§ Question put, "That the words proposed to be left out stand part of the Clause."
§ The House divided:—Ayes 134; Noes 67: Majority 67.
§ MR. HENLEY
said, he would now ask what was to be done if the trustees should disagree as to the course they ought to pursue?
The SOLICITOR GENERAL
replied, that they should have recourse to the intervention of a Judge, who would then have to discharge the functions of the trustees.
§ MR. WHITESIDE
said, he must object to such a proposition, for a provision of that nature would invest the Judges with an unprecedented power. He congratulated the Solicitor General on the additional business which that clause was calculated to bring to the Court of Chancery.
§ The CHANCELLOR OF THE EXCHEQUER
said, he believed the hon. and learned Gentleman very much overrated the probable operation of the clause on the business of the Court of Chancery. He never recollected a discussion in which such gigantic results had been predicted from causes so trifling, as the discussion that day. Hon. Gentlemen opposite should recollect that there was one important consideration which would decide many of the questions they had raised; and that was the value which parties would find attached in the money market to the different descriptions of stock.

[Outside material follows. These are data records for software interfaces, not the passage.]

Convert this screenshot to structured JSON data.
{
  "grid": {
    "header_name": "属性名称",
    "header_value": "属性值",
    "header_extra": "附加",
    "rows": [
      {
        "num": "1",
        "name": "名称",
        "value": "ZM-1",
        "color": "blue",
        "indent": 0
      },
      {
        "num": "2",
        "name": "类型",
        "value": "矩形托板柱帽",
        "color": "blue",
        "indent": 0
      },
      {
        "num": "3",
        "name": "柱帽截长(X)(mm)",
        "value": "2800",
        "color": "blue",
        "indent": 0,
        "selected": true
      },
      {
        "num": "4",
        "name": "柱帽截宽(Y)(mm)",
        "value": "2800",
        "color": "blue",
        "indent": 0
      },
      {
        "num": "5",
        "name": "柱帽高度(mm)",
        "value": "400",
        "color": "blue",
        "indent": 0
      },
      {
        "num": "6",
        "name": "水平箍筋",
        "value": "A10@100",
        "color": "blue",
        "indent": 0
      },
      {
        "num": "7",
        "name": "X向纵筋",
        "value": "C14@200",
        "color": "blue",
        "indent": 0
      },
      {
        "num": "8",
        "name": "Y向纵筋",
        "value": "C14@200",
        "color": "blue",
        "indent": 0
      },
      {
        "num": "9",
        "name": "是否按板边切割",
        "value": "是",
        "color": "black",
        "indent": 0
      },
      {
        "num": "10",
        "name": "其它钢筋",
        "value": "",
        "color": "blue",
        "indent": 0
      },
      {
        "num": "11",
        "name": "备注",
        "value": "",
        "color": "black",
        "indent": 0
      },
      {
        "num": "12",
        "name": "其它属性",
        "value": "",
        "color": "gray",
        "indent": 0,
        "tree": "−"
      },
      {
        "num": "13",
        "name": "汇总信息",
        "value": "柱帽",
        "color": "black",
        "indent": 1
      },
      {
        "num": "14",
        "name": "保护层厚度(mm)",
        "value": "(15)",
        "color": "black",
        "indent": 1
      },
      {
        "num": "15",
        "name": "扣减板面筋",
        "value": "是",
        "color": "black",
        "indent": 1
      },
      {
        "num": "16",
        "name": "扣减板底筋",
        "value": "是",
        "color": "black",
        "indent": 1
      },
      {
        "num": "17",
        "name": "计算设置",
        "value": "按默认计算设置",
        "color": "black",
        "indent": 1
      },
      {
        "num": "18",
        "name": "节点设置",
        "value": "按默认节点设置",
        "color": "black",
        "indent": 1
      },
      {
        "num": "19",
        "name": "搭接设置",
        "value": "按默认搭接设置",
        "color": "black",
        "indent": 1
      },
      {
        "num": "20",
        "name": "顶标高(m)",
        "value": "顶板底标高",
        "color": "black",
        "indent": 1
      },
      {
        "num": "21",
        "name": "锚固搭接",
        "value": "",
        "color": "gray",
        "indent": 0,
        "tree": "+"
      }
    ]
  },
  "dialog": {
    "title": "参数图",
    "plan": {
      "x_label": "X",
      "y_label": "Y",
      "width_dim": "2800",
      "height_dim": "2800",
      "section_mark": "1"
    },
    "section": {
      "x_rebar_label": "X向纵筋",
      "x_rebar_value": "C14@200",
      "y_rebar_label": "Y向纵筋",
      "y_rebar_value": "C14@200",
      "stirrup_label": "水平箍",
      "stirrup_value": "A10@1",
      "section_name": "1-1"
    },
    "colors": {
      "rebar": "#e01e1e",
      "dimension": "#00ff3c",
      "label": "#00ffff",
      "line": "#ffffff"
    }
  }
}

§ SIR JOHN TROLLOPE
said, he wished to press on the attention of the right hon. Chancellor of the Exchequer the very embarrassing position in which trustees would be placed with respect to the course they ought to pursue under that clause.
§ SIR WILLIAM JOLLIFFE
said, he thought the effect of the clause would be to place trustees in this unfortunate position—that while, on the one hand, they might be pressed by persons related to them by the dearest ties, and having a life interest, to do the best for them with regard to the property held in trust, any attempt to do so would, on the other hand, be opposed by those who were hereafter 647 to benefit by the trust. The interests of these two classes were diametrically opposed; and he must say that he concurred in the wish expressed by the right hon. Member for Oxfordshire (Mr. Henley), that the right hon. Chancellor of the Exchequer would reconsider the clause.
§ Clause, as amended, read 3°, and added.
§ Bill passed.